WORK TO BE COMPLETED |
Based on the entries below, how many lines contain the word "Writing"? Respond with only the number.

THE INPUT |

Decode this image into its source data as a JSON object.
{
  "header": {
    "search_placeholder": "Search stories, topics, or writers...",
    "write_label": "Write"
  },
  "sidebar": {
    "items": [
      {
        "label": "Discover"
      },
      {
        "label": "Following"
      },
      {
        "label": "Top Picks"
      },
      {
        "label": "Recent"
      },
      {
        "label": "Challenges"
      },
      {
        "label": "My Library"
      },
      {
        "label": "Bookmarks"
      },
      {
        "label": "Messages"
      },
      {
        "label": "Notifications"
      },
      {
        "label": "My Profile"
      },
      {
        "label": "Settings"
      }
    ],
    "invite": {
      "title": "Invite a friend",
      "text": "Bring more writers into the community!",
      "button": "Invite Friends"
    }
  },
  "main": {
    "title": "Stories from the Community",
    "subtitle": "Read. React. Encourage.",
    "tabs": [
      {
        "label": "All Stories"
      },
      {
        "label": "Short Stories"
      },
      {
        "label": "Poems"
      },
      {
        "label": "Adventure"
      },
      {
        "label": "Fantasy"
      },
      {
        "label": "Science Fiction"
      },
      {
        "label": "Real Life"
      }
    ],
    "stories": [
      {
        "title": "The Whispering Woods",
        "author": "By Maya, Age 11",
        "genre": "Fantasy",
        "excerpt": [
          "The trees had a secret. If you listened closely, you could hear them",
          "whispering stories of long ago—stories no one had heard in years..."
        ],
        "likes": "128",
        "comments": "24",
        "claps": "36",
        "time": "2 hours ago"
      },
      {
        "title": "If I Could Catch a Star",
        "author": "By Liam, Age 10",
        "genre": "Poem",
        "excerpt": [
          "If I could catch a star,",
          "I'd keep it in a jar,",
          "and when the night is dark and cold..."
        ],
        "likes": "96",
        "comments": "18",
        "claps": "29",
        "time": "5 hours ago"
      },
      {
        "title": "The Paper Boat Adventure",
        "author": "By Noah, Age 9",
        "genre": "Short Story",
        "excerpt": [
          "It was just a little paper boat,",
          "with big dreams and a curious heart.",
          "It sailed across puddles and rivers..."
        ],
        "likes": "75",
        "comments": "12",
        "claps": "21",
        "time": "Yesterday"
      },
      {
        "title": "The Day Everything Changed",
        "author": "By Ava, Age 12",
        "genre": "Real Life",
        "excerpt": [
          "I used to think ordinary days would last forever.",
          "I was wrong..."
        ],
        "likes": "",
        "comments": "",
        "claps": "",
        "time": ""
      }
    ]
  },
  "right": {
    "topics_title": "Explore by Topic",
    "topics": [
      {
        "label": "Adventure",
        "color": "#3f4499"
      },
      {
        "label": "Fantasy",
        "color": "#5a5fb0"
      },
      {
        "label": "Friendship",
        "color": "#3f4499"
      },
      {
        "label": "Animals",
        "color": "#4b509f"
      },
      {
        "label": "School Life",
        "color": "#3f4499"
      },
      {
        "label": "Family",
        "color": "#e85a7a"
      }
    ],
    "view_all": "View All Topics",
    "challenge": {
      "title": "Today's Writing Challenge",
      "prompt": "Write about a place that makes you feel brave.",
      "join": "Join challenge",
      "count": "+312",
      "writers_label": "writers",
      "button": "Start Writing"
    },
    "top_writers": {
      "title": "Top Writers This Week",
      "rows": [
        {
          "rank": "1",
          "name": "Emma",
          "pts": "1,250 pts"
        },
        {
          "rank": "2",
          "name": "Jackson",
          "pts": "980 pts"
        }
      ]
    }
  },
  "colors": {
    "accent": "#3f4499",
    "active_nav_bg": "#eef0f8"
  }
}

YOUR SOLUTION |
2